What is needed: Make an exact copy of each entry, leaving out every picture.

* * *

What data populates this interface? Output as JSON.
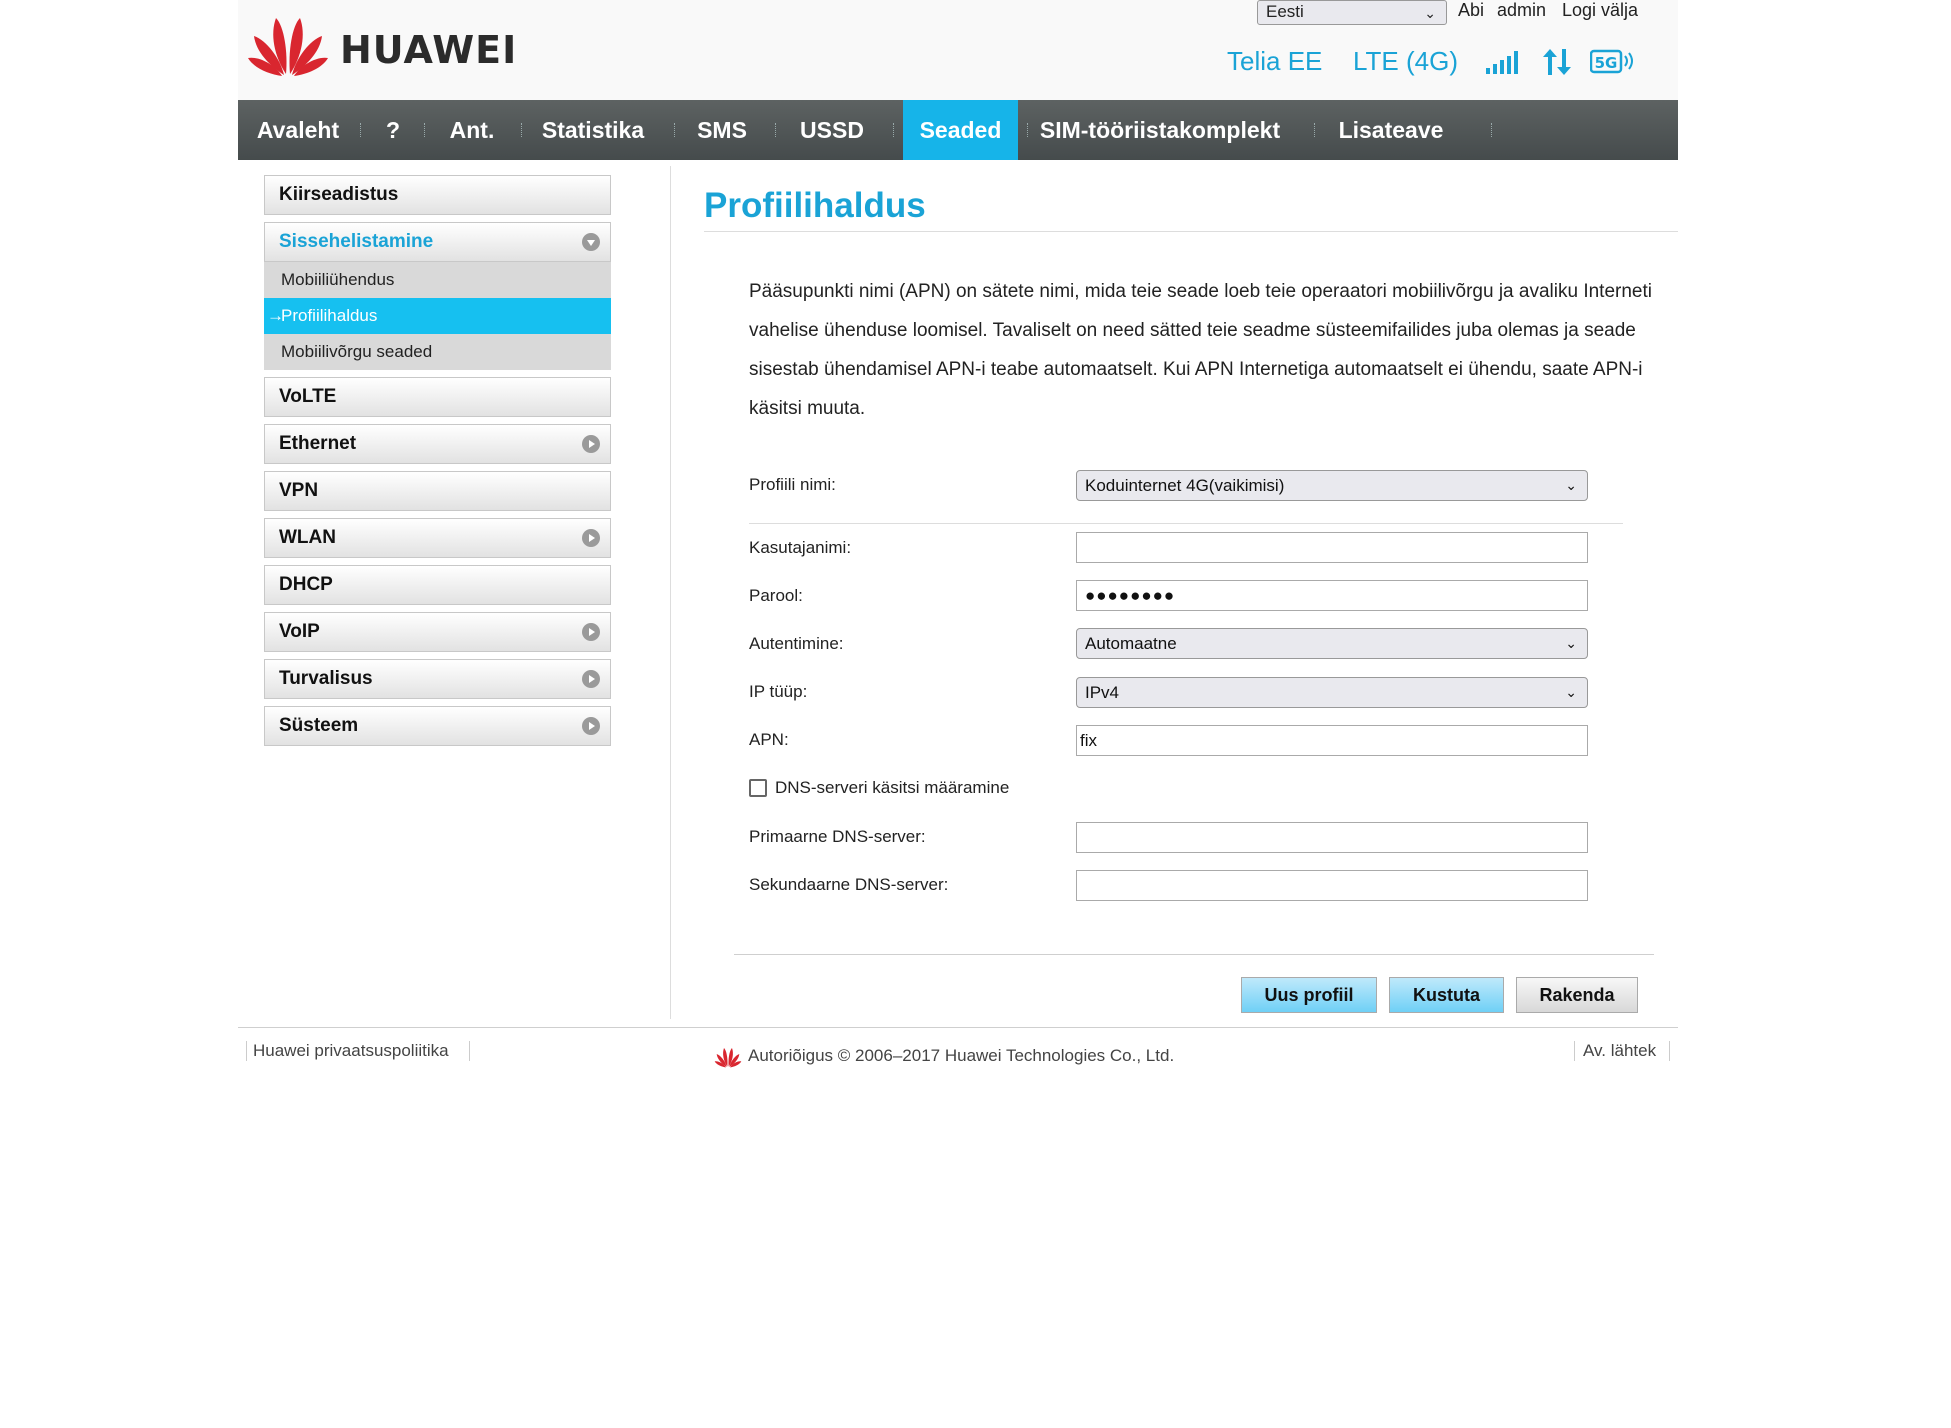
{
  "brand": {
    "name": "HUAWEI"
  },
  "header": {
    "language": "Eesti",
    "help": "Abi",
    "user": "admin",
    "logout": "Logi välja",
    "operator": "Telia EE",
    "network_type": "LTE (4G)",
    "accent_color": "#1aa3d6"
  },
  "nav": {
    "items": [
      "Avaleht",
      "?",
      "Ant.",
      "Statistika",
      "SMS",
      "USSD",
      "Seaded",
      "SIM-tööriistakomplekt",
      "Lisateave"
    ],
    "active": "Seaded"
  },
  "sidebar": {
    "quick_setup": "Kiirseadistus",
    "dialup": "Sissehelistamine",
    "dialup_sub": [
      "Mobiiliühendus",
      "Profiilihaldus",
      "Mobiilivõrgu seaded"
    ],
    "active_sub": "Profiilihaldus",
    "items": [
      "VoLTE",
      "Ethernet",
      "VPN",
      "WLAN",
      "DHCP",
      "VoIP",
      "Turvalisus",
      "Süsteem"
    ]
  },
  "main": {
    "title": "Profiilihaldus",
    "description": "Pääsupunkti nimi (APN) on sätete nimi, mida teie seade loeb teie operaatori mobiilivõrgu ja avaliku Interneti vahelise ühenduse loomisel. Tavaliselt on need sätted teie seadme süsteemifailides juba olemas ja seade sisestab ühendamisel APN-i teabe automaatselt. Kui APN Internetiga automaatselt ei ühendu, saate APN-i käsitsi muuta.",
    "form": {
      "profile_label": "Profiili nimi:",
      "profile_value": "Koduinternet 4G(vaikimisi)",
      "username_label": "Kasutajanimi:",
      "username_value": "",
      "password_label": "Parool:",
      "password_value": "●●●●●●●●",
      "auth_label": "Autentimine:",
      "auth_value": "Automaatne",
      "iptype_label": "IP tüüp:",
      "iptype_value": "IPv4",
      "apn_label": "APN:",
      "apn_value": "fix",
      "dns_manual_label": "DNS-serveri käsitsi määramine",
      "primary_dns_label": "Primaarne DNS-server:",
      "secondary_dns_label": "Sekundaarne DNS-server:"
    },
    "buttons": {
      "new_profile": "Uus profiil",
      "delete": "Kustuta",
      "apply": "Rakenda"
    }
  },
  "footer": {
    "privacy": "Huawei privaatsuspoliitika",
    "copyright": "Autoriõigus © 2006–2017 Huawei Technologies Co., Ltd.",
    "open_source": "Av. lähtek"
  }
}
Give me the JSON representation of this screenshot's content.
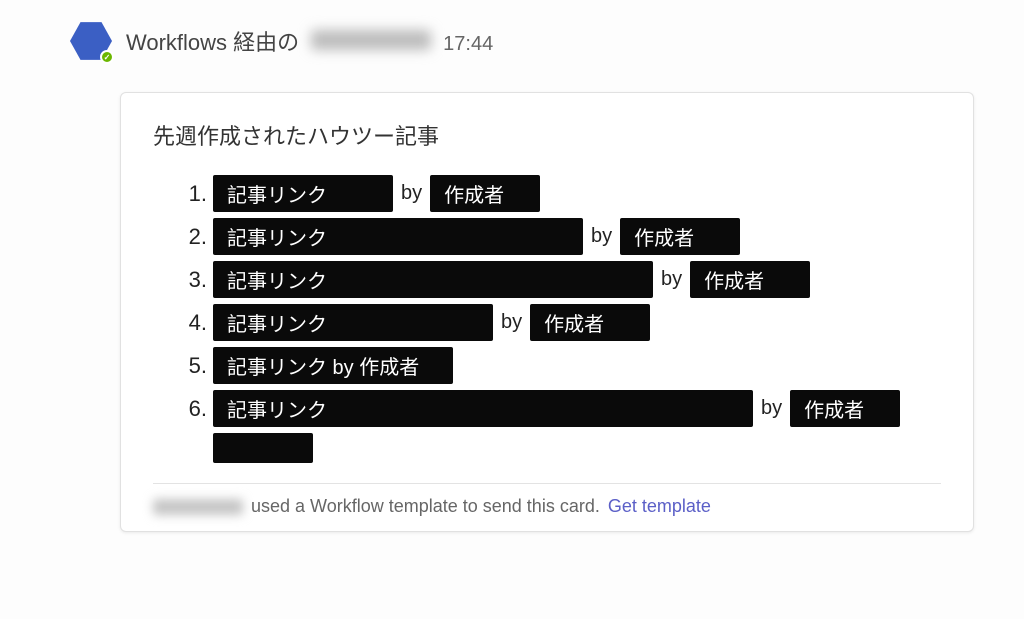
{
  "header": {
    "sender_prefix": "Workflows 経由の",
    "timestamp": "17:44"
  },
  "card": {
    "title": "先週作成されたハウツー記事",
    "items": [
      {
        "num": "1.",
        "link_label": "記事リンク",
        "by": "by",
        "author_label": "作成者",
        "inline": false
      },
      {
        "num": "2.",
        "link_label": "記事リンク",
        "by": "by",
        "author_label": "作成者",
        "inline": false
      },
      {
        "num": "3.",
        "link_label": "記事リンク",
        "by": "by",
        "author_label": "作成者",
        "inline": false
      },
      {
        "num": "4.",
        "link_label": "記事リンク",
        "by": "by",
        "author_label": "作成者",
        "inline": false
      },
      {
        "num": "5.",
        "link_label": "記事リンク by 作成者",
        "by": "",
        "author_label": "",
        "inline": true
      },
      {
        "num": "6.",
        "link_label": "記事リンク",
        "by": "by",
        "author_label": "作成者",
        "inline": false
      }
    ],
    "footer_text": "used a Workflow template to send this card.",
    "footer_link": "Get template"
  }
}
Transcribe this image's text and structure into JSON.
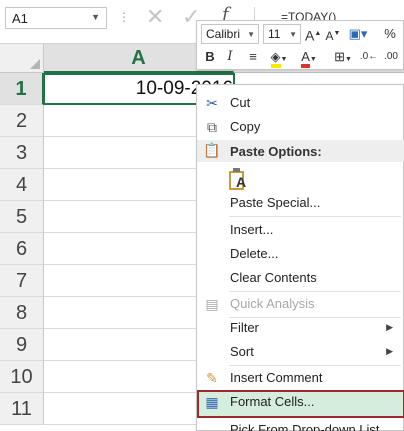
{
  "formula_bar": {
    "name_box": "A1",
    "cancel_symbol": "✕",
    "enter_symbol": "✓",
    "fx_symbol": "f",
    "formula_value": "=TODAY()"
  },
  "sheet": {
    "column_header": "A",
    "row_headers": [
      "1",
      "2",
      "3",
      "4",
      "5",
      "6",
      "7",
      "8",
      "9",
      "10",
      "11"
    ],
    "cell_a1_value": "10-09-2016"
  },
  "mini_toolbar": {
    "font_name": "Calibri",
    "font_size": "11",
    "grow_font": "A",
    "shrink_font": "A",
    "number_format": "%",
    "bold": "B",
    "italic": "I",
    "font_color_letter": "A",
    "font_color": "#e0302a",
    "fill_color": "#ffe800"
  },
  "context_menu": {
    "cut": "Cut",
    "copy": "Copy",
    "paste_options": "Paste Options:",
    "paste_option_letter": "A",
    "paste_special": "Paste Special...",
    "insert": "Insert...",
    "delete": "Delete...",
    "clear_contents": "Clear Contents",
    "quick_analysis": "Quick Analysis",
    "filter": "Filter",
    "sort": "Sort",
    "insert_comment": "Insert Comment",
    "format_cells": "Format Cells...",
    "pick_from_dropdown": "Pick From Drop-down List..."
  },
  "colors": {
    "excel_green": "#217346",
    "highlight_fill": "#d4eddc",
    "highlight_border": "#9c2a2a"
  }
}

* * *

Written solution:
What data populates this interface? Output as JSON.
{
  "brand": {
    "name": "HUAWEI"
  },
  "header": {
    "language": "Eesti",
    "help": "Abi",
    "user": "admin",
    "logout": "Logi välja",
    "operator": "Telia EE",
    "network_type": "LTE (4G)",
    "accent_color": "#1aa3d6"
  },
  "nav": {
    "items": [
      "Avaleht",
      "?",
      "Ant.",
      "Statistika",
      "SMS",
      "USSD",
      "Seaded",
      "SIM-tööriistakomplekt",
      "Lisateave"
    ],
    "active": "Seaded"
  },
  "sidebar": {
    "quick_setup": "Kiirseadistus",
    "dialup": "Sissehelistamine",
    "dialup_sub": [
      "Mobiiliühendus",
      "Profiilihaldus",
      "Mobiilivõrgu seaded"
    ],
    "active_sub": "Profiilihaldus",
    "items": [
      "VoLTE",
      "Ethernet",
      "VPN",
      "WLAN",
      "DHCP",
      "VoIP",
      "Turvalisus",
      "Süsteem"
    ]
  },
  "main": {
    "title": "Profiilihaldus",
    "description": "Pääsupunkti nimi (APN) on sätete nimi, mida teie seade loeb teie operaatori mobiilivõrgu ja avaliku Interneti vahelise ühenduse loomisel. Tavaliselt on need sätted teie seadme süsteemifailides juba olemas ja seade sisestab ühendamisel APN-i teabe automaatselt. Kui APN Internetiga automaatselt ei ühendu, saate APN-i käsitsi muuta.",
    "form": {
      "profile_label": "Profiili nimi:",
      "profile_value": "Koduinternet 4G(vaikimisi)",
      "username_label": "Kasutajanimi:",
      "username_value": "",
      "password_label": "Parool:",
      "password_value": "●●●●●●●●",
      "auth_label": "Autentimine:",
      "auth_value": "Automaatne",
      "iptype_label": "IP tüüp:",
      "iptype_value": "IPv4",
      "apn_label": "APN:",
      "apn_value": "fix",
      "dns_manual_label": "DNS-serveri käsitsi määramine",
      "primary_dns_label": "Primaarne DNS-server:",
      "secondary_dns_label": "Sekundaarne DNS-server:"
    },
    "buttons": {
      "new_profile": "Uus profiil",
      "delete": "Kustuta",
      "apply": "Rakenda"
    }
  },
  "footer": {
    "privacy": "Huawei privaatsuspoliitika",
    "copyright": "Autoriõigus © 2006–2017 Huawei Technologies Co., Ltd.",
    "open_source": "Av. lähtek"
  }
}
Give me the JSON representation of this screenshot's content.
{
  "header": {
    "sender_prefix": "Workflows 経由の",
    "timestamp": "17:44"
  },
  "card": {
    "title": "先週作成されたハウツー記事",
    "items": [
      {
        "num": "1.",
        "link_label": "記事リンク",
        "by": "by",
        "author_label": "作成者",
        "inline": false
      },
      {
        "num": "2.",
        "link_label": "記事リンク",
        "by": "by",
        "author_label": "作成者",
        "inline": false
      },
      {
        "num": "3.",
        "link_label": "記事リンク",
        "by": "by",
        "author_label": "作成者",
        "inline": false
      },
      {
        "num": "4.",
        "link_label": "記事リンク",
        "by": "by",
        "author_label": "作成者",
        "inline": false
      },
      {
        "num": "5.",
        "link_label": "記事リンク by 作成者",
        "by": "",
        "author_label": "",
        "inline": true
      },
      {
        "num": "6.",
        "link_label": "記事リンク",
        "by": "by",
        "author_label": "作成者",
        "inline": false
      }
    ],
    "footer_text": "used a Workflow template to send this card.",
    "footer_link": "Get template"
  }
}
Transcribe this image's text and structure into JSON.
{
  "formula_bar": {
    "name_box": "A1",
    "cancel_symbol": "✕",
    "enter_symbol": "✓",
    "fx_symbol": "f",
    "formula_value": "=TODAY()"
  },
  "sheet": {
    "column_header": "A",
    "row_headers": [
      "1",
      "2",
      "3",
      "4",
      "5",
      "6",
      "7",
      "8",
      "9",
      "10",
      "11"
    ],
    "cell_a1_value": "10-09-2016"
  },
  "mini_toolbar": {
    "font_name": "Calibri",
    "font_size": "11",
    "grow_font": "A",
    "shrink_font": "A",
    "number_format": "%",
    "bold": "B",
    "italic": "I",
    "font_color_letter": "A",
    "font_color": "#e0302a",
    "fill_color": "#ffe800"
  },
  "context_menu": {
    "cut": "Cut",
    "copy": "Copy",
    "paste_options": "Paste Options:",
    "paste_option_letter": "A",
    "paste_special": "Paste Special...",
    "insert": "Insert...",
    "delete": "Delete...",
    "clear_contents": "Clear Contents",
    "quick_analysis": "Quick Analysis",
    "filter": "Filter",
    "sort": "Sort",
    "insert_comment": "Insert Comment",
    "format_cells": "Format Cells...",
    "pick_from_dropdown": "Pick From Drop-down List..."
  },
  "colors": {
    "excel_green": "#217346",
    "highlight_fill": "#d4eddc",
    "highlight_border": "#9c2a2a"
  }
}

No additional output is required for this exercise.